This rat does, very much. It doesn’t like me though.
I’ve has asthma since I was a child. If you ask around, reliable sources will tell you that dairy doesn’t affect asthma, the suggestion that it increases mucus production is a myth. Other sources will tell you that there is only a link if there is an actual milk allergy. Certainly when I was a kid no one would ever have suggested that drinking milk was anything but an excellent source of important nutrition.
Then there were whispers. Suggestions that there might be a link. Stories about people who found that dairy free worked for them.
I think it was 2006 when I started hearing this. For the first time in years I had great control over my asthma and allergies (which are very closely tied in many of us.) I was on an inhaled steroid and a leukotriene inhibitor and a traditional (prescription strength) allergy med and I felt great. I only needed my rescue inhaler a few times a month.
I needed emergency intervention a few times per month and that was great? On top of all those other drugs? What a lousy definition.
Lets not forget that, with my lousy insurance, it was costing me $350 per month to feel that good too.
When I started hearing rumors about an asthma/dairy link the first thing I did was Google it up. Medical professionals of every stripe assured me that it was just a rumor, so I happily immersed myself in the cheese I adored and ignored it. Then I met someone online who had personally given up dairy and solved her asthma troubles. She introduced me to some more people. So I had to try it.
Even with my ‘great control’ I still had reactions to extensive triggers. So when, 2 days after I went on my 2 week cheese free trial, I was planing to spend the day in the woods, sitting on the grass while people did sporty things tearing up more grass, I packed a full bag of tissues.
I didn’t need one until nearly evening, and then it was just the one.
And that was it. I haven’t touched cheese since. Because as much as it used to be my all time favorite food group? Turns out breathing is better than cheese.
It took me most of a year to get completely dairy free. I really, really didn’t want to give up ice cream. Eventually I managed.

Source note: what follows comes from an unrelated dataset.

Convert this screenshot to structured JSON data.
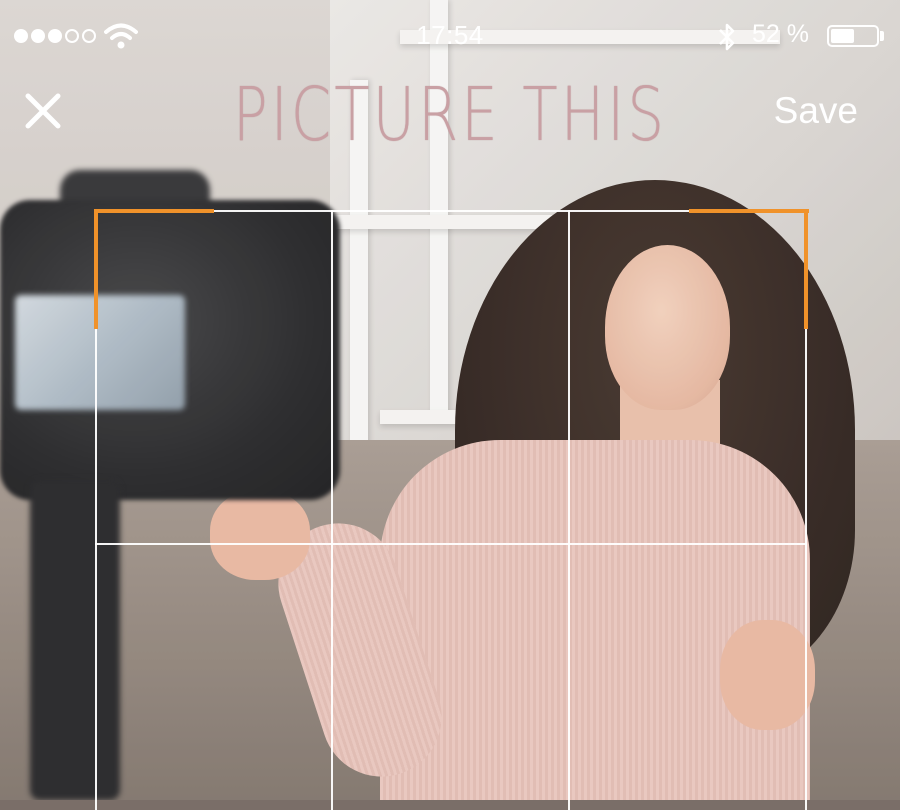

I also weaned myself off those $350 worth of “necessary” meds I was going to be on for life.
I now know that I have a casein sensitivity. If I eat dairy today, then tomorrow and the day after I will have a drippy nose and a tendency to wheeze. Usually this happens when I give in to the lure of milk chocolate or one bite of my husbands new amazing ice cream flavor. That’s all it takes. Fortunately there is no appreciable casein in butter and extensive personal experimenting shows that it has no effect on me. Having done all the personal experimentation and testing, you can now find these kinds of stories everywhere online.
Now that I’m dairy free I have almost no asthma or allergy symptoms. I’m still asthmatic, my lungs still respond inappropriately to certain stimuli like too much time on the cleanser aisle at the grocery or just going quickly from warm to cold, but day in, day out, nothing. No drugs. No problems. I carry a rescue inhaler but rarely need it. At the height of fall, my personal allergy hotspot, I take a gentle homeopathic that keeps my allergies in check. No prescriptions.
So, it was worth challenging myself to 2 weeks without milk or cheese just to see how it would go.